It was inevitable that CSI’s forensic innovative cinematography and Holmesian deduction would be transposed to a hospital diagnostic setting in House, M.D.
In House, computer wizardry has substituted the bullet for the injection, penetrating bodily organs, both holding the same visual effect.
When House was shown on television, the producers and medical consultants made it a point to do away with the simplicities of the compassionate Dr Kildare. Instead we were treated to the most eccentric and sarcastic (that might be mistakenly British!!) medical doctor ever presented on television. Dr Gregory House played by Hugh Laurie is a non conformist, who despises wearing his lab coat, no nonsense medical doctor with no time to waste, who leads a group of young physicians in the department of diagnostic medicine at a teaching hospital in New Jersey.
The show is very questionable as to how in real life hospitals put up with such doctors without being dismissed on ethical grounds. What’s admirable in this medical series is that for once we are not presented with a Clooney heart throb for a doctor, but an average looking, unshaven medical genius with a disability in his foot that is closer to home.
House and his team solve medical mysteries with the flair and resourcefulness of CSI’s forensic investigators, showing how controversially, the head of the diagnostics department, prefers to interact with diseases rather than patients and their feelings. This often leads to the questioning of whether his medical methods are orthodox, usually resulting in clashes with his medical team and hospital administration.
In his article in The New York Times, Dr Sanjeep Jauhar, MD rants how his wife, a general internist, finds the show absurdly unrealistic, as it portrays a world where doctors have time to solve problems.10
Jauhar adds, “Young doctors I work with today seem disengaged and mentally fatigued, with patient rosters of fifteen or more, they are preoccupied with getting their work done. Interesting cases tend to generate anxiety, not excitement; mysteries are, by and large, abhorred.”10
Without a doubt doctors’ movies and television series will continue to be produced, as they are living evidence of the infinite fascination with the medical profession and are a proof of the ever growing public consciousness on health issues. They can be humourous (Carry on Doctor, The Millionaires), thought provoking (The Doctor, Article 99, CSI) or informative (And the Band played on) that make the wonders of medicine comprehendible to everyday folk.
1. Soap Opera. Available from: http://www.museum.tv/archives/etv/S/htmlS/soapopera/soapopera.htm.
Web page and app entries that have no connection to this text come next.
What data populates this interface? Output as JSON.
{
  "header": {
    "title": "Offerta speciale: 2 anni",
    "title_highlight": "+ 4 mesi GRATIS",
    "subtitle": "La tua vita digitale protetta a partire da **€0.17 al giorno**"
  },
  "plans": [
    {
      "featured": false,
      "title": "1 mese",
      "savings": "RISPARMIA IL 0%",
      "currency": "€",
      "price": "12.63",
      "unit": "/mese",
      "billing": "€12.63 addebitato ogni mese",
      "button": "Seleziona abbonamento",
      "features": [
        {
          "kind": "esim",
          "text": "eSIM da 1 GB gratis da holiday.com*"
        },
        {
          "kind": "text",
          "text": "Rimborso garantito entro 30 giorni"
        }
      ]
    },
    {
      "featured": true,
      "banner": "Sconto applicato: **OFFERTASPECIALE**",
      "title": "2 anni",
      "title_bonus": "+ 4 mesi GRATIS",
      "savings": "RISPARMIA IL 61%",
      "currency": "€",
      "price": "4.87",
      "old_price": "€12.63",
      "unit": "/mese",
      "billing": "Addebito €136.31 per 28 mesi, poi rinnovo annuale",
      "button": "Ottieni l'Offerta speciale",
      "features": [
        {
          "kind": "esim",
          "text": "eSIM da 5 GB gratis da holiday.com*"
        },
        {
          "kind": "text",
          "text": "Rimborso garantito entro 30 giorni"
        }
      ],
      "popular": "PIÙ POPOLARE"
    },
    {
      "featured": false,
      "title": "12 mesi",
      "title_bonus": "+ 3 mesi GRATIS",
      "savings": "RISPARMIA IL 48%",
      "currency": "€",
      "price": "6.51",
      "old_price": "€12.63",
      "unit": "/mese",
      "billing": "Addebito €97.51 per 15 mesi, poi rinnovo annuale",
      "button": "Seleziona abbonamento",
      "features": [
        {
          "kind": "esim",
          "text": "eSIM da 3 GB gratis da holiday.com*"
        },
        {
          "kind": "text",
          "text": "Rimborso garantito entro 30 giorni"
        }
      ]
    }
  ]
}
Taken from: Allen, RC. Speaking of Soap Operas. Chapel Hill: University of North Carolina Press, 1985.
2. Medical Education via the Mass Media. Available from:
3. Chlamydia. Available from:
4. Comas ‘not realistic in movies’. Available from:
5. Doctors in the Movies c/o the BMJ Journal Archives of Diseases in Childhood. Available from: http://adc.bmjjournals.com/cgi/reprint/89/12/1084
6. Plot Summary of Article 99. Available from:
7. Holmesian and Sherlockian deduction. Available from:
8. The CSI Effect. Available from:
9. Is CSI for real?. Available from:
10. Magical Medicine on TV. Available from:
Justin Camilleri graduated with a Bachelor in Communications in 2004 and has just completed a Masters in Magazine Journalism from the University of Central Lancashire. He regularly contributes to local newspapers and international magazines.